▶ THE DATA
[Start of section]

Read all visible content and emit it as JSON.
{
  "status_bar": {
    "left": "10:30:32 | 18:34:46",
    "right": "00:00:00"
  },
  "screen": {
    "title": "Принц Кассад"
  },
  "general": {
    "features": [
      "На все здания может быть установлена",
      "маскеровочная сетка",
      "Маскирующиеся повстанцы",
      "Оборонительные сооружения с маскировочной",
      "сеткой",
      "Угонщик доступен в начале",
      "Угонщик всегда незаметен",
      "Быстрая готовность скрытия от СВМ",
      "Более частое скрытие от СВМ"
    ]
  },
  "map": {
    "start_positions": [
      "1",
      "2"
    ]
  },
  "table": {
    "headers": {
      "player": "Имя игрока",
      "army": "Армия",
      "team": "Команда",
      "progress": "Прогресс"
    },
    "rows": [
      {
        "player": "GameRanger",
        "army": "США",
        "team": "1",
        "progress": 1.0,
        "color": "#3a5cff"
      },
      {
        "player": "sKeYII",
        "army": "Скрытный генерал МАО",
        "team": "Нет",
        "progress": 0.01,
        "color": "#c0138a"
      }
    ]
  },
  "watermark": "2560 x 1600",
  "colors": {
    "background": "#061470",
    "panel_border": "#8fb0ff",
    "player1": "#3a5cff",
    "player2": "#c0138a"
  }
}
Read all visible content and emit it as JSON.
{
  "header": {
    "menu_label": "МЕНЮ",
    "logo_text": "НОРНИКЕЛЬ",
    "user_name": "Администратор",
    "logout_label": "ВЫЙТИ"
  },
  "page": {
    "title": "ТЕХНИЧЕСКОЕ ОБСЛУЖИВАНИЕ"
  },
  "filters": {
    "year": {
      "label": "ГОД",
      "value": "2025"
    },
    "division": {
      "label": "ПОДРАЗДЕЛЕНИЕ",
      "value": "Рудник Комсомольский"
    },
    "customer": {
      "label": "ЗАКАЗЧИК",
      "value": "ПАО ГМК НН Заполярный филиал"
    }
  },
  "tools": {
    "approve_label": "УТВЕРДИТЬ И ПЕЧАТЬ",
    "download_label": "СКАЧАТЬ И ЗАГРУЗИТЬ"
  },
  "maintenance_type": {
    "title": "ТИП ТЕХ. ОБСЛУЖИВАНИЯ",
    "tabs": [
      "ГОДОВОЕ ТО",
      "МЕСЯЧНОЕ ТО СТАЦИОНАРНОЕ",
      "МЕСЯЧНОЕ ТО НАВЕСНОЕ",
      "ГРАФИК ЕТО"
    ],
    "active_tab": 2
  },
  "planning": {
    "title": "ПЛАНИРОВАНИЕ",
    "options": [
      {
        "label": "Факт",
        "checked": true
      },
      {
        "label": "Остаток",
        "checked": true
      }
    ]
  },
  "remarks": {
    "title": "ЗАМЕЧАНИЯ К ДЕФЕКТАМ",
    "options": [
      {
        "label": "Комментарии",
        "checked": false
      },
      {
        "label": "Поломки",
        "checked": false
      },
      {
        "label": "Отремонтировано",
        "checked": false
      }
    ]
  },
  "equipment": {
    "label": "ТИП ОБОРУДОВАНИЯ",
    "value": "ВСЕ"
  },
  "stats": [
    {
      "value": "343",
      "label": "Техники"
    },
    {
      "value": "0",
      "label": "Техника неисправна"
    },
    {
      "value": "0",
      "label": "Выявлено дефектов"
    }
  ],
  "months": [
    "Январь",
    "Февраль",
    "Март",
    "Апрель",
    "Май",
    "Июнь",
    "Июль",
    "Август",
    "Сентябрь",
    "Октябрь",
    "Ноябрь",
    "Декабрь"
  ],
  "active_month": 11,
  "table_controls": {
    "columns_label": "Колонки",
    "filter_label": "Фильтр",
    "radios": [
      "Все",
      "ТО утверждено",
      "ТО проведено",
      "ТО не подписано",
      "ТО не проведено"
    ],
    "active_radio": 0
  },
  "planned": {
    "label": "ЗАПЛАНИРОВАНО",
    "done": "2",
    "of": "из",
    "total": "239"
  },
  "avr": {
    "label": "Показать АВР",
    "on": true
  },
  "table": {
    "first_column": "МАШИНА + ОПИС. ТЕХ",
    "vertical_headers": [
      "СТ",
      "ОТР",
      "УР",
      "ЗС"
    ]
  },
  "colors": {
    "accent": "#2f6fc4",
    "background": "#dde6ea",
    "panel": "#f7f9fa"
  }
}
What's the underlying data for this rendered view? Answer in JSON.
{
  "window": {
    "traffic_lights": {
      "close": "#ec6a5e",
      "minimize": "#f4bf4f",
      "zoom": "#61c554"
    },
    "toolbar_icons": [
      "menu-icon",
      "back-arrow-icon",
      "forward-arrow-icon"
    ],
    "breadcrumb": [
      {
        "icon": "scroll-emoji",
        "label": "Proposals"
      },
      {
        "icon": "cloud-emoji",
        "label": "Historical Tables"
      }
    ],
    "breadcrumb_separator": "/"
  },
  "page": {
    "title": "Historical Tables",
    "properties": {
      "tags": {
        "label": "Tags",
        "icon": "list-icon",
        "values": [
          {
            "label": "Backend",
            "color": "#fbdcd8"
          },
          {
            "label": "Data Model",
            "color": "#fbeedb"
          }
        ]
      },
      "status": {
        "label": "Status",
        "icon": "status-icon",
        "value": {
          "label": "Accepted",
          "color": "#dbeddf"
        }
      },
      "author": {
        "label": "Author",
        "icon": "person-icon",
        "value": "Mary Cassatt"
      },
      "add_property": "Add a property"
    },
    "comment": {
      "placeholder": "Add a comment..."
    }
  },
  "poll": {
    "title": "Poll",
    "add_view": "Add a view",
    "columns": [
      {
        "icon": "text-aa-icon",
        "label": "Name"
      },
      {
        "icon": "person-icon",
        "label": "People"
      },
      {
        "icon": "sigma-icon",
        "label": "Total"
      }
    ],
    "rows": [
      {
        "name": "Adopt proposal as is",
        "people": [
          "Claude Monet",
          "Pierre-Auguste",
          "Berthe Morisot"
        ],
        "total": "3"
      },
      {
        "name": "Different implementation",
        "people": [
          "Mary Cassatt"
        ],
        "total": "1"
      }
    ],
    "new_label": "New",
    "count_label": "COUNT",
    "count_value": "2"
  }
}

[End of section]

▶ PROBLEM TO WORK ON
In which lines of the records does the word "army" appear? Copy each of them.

▶ TASK OUTPUT
      "army": "Армия",
        "army": "США",
        "army": "Скрытный генерал МАО",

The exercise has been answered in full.